We present the design, implementation, and an evaluation of Elastic Phoenix. Based on the original Phoenix from Stanford, Elastic Phoenix is also a MapReduce implementation for shared-memory systems. The key new feature of Elastic Phoenix is that it supports
: the ability add
remove worker processes during the execution of a job. With the original Phoenix, the number of processors to be used is fixed at start-up time. With Elastic Phoenix, if more resources become available (as they might on an elastic cloud computing system), they can be dynamically added to an existing job. If resources are reclaimed, they can also be removed from an existing job.

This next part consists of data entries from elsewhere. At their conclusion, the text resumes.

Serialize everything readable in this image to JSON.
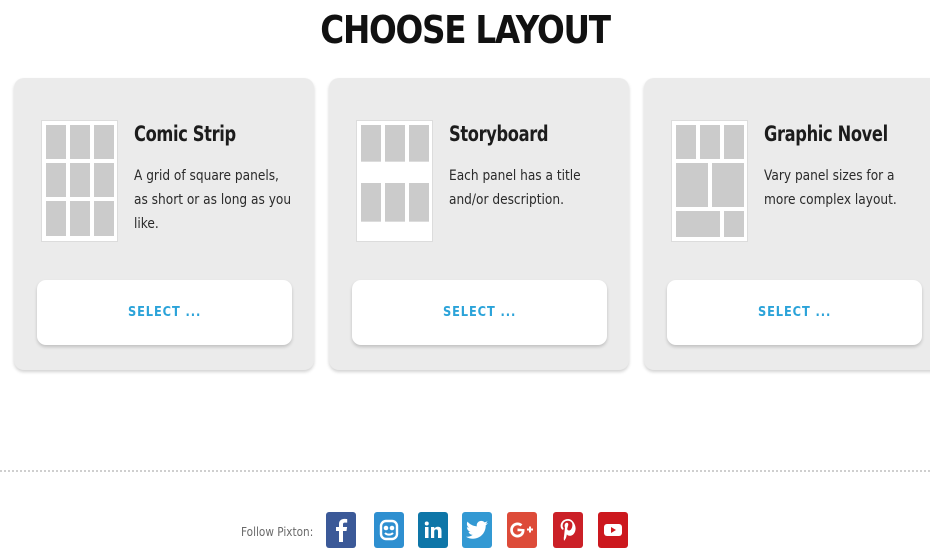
{
  "page": {
    "title": "CHOOSE LAYOUT"
  },
  "layouts": [
    {
      "title": "Comic Strip",
      "description": "A grid of square panels, as short or as long as you like.",
      "button_label": "SELECT ...",
      "thumbnail_icon": "comic-strip-grid-icon"
    },
    {
      "title": "Storyboard",
      "description": "Each panel has a title and/or description.",
      "button_label": "SELECT ...",
      "thumbnail_icon": "storyboard-icon"
    },
    {
      "title": "Graphic Novel",
      "description": "Vary panel sizes for a more complex layout.",
      "button_label": "SELECT ...",
      "thumbnail_icon": "graphic-novel-icon"
    }
  ],
  "footer": {
    "follow_label": "Follow Pixton:",
    "social": [
      {
        "name": "facebook",
        "glyph": "f",
        "color": "#3b5998"
      },
      {
        "name": "edmodo",
        "glyph": "edmodo",
        "color": "#2e8fd0"
      },
      {
        "name": "linkedin",
        "glyph": "in",
        "color": "#0e76a8"
      },
      {
        "name": "twitter",
        "glyph": "twitter",
        "color": "#3399d3"
      },
      {
        "name": "google-plus",
        "glyph": "8+",
        "color": "#dd4b39"
      },
      {
        "name": "pinterest",
        "glyph": "p",
        "color": "#cb2027"
      },
      {
        "name": "youtube",
        "glyph": "play",
        "color": "#cc181e"
      }
    ]
  },
  "colors": {
    "accent": "#2ba3d9",
    "card_bg": "#ebebeb"
  }
}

The concept of malleable jobs is well known in job scheduling research, but an implementation of a malleable programming system like Elastic Phoenix is less common.
We show how dynamically increasing the resources available to an Elastic Phoenix workload as it runs can reduce response time by 29% compared to a statically resourced workload. We detail the changes to the Phoenix application programming interface (API) made to support the new capability, and discuss the implementation changes to the Phoenix code base. We show that any additional run-time overheads introduced by Elastic Phoenix can be offset by the benefits of dynamically adding processor resources.